It's kind of amusing that a prominent, wealthy media "personality"--apparently peeved that a tiny bit of attention was diverted from his own book--derided this book as exemplifying a "Culture of Death." If said "personality" had bothered to actually read the book before commenting (something I learned to do in, oh, elementary school), he would have realized that these stories about life, not death. They examine the human condition: love, friendship, hope, doubt, the struggle to make the best of things the face of adversity. This is NOT a book about people who "go gentle into that good night," in the words of Dylan Thomas. It may be in small part about talking dinosaurs, however.

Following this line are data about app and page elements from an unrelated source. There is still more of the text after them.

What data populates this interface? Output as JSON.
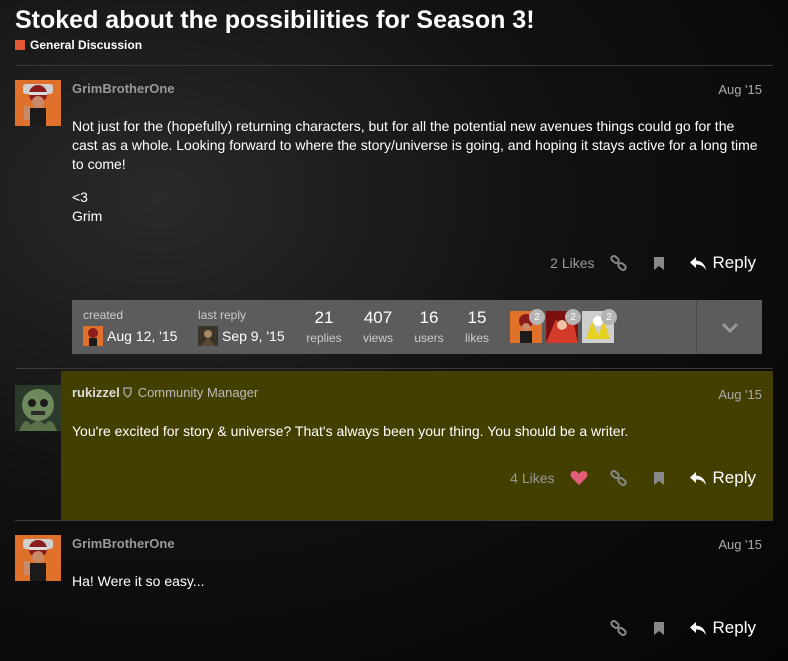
{
  "topic": {
    "title": "Stoked about the possibilities for Season 3!",
    "category": "General Discussion",
    "category_color": "#e45735"
  },
  "posts": [
    {
      "username": "GrimBrotherOne",
      "date": "Aug '15",
      "paragraphs": [
        "Not just for the (hopefully) returning characters, but for all the potential new avenues things could go for the cast as a whole. Looking forward to where the story/universe is going, and hoping it stays active for a long time to come!",
        "<3",
        "Grim"
      ],
      "likes": "2 Likes",
      "reply_label": "Reply"
    },
    {
      "username": "rukizzel",
      "title": "Community Manager",
      "date": "Aug '15",
      "text": "You're excited for story & universe? That's always been your thing. You should be a writer.",
      "likes": "4 Likes",
      "reply_label": "Reply",
      "liked_color": "#e45d7a"
    },
    {
      "username": "GrimBrotherOne",
      "date": "Aug '15",
      "text": "Ha! Were it so easy...",
      "reply_label": "Reply"
    }
  ],
  "summary": {
    "created_label": "created",
    "created_date": "Aug 12, '15",
    "last_reply_label": "last reply",
    "last_reply_date": "Sep 9, '15",
    "stats": [
      {
        "num": "21",
        "label": "replies"
      },
      {
        "num": "407",
        "label": "views"
      },
      {
        "num": "16",
        "label": "users"
      },
      {
        "num": "15",
        "label": "likes"
      }
    ],
    "participant_badges": [
      "2",
      "2",
      "2"
    ]
  },
  "colors": {
    "highlight_bg": "#423f00",
    "summary_bg": "#5c5c5c"
  }
}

Machine of Death is one such creation, and one that has actually burst from the seams of the Internet and leaped into the real world. At first glance, it looks like a bunch of science fiction stories--something few people would claim to legitimately enjoy. And yet these are science fiction stories for the layman--stories that tell of high school romance, of marital troubles, of, as one reviewer put it, existential dread. They're stories that deal splendidly with the idea of the Machine of Death--a tool that tells people just how they're going to die, if vaguely--and oftentimes go far beyond the known realms of what such a machine might entail. Whether it's with a dramatic or humorous look at the Machine of Death--and this book has got both, sometimes in the same story--Machine of Death's stories, however varied, manage to do what science fiction (or just fiction in general) so rarely can, which is immerse readers wholly into their worlds. Obviously, the plot twists inherent in the idea of Machine of Death mean that I'm unable to tell of any shining moments from the stories, especially considering the massive spoilers that even a few sentences would entail--but considering that the first forty pages are available online here ([...]), you can find out for yourself.Read more ›
However, one thing bothers me. As soon as I ordered the book, a note was passed through my door by an apparently invisible force. The note simply said, EXISTENTIAL DREAD. Now, I wasn't fazed at first. Except then I was, because I started to read more stories and the machine was right in each case.
I tried to rationalize it away but it gnawed and gnawed at me. I couldn't do anything about it. The machine was like God.
I hope you enjoy this product. 5 stars for accuracy. Goodbye.
One other thing to note, these stories are not all set in the same "world". They have the same premise -- a machine exists that can tell you how you will die -- but in some of the stories the world becomes a dystopia of religious oppression and in others the machines are novelties used at dinner parties. Lots of variety, but it is sometimes jarring when a story contradicts the one before.
The writers are (mostly) brilliant and I've enjoyed many of their works, but reading this book all in one go is really difficult. I think this book is best enjoyed a few stories at a time between other books. Otherwise, being hammered with the same narrow theme over and over can get very repetitive.
Most Recent Customer Reviews
Fascinating tales with a surprising amount of variability given the parameters for all the stories.Published 2 months ago by Amazon Customer
I recently re-read this and it is as poignant and funny as always - who doesn't like reading about complete social disruptionPublished 3 months ago by Evan Leybourn - Author of Directing the Agile Organisation
I loved this book, Its one of those books you just have to tell everyone about. If you like books that make you think, buy this book already. Read morePublished 4 months ago by Amazon Customer
Had to read this for Uni but I recommend this as general reading. A book that sparkles.Published 7 months ago by Yarndi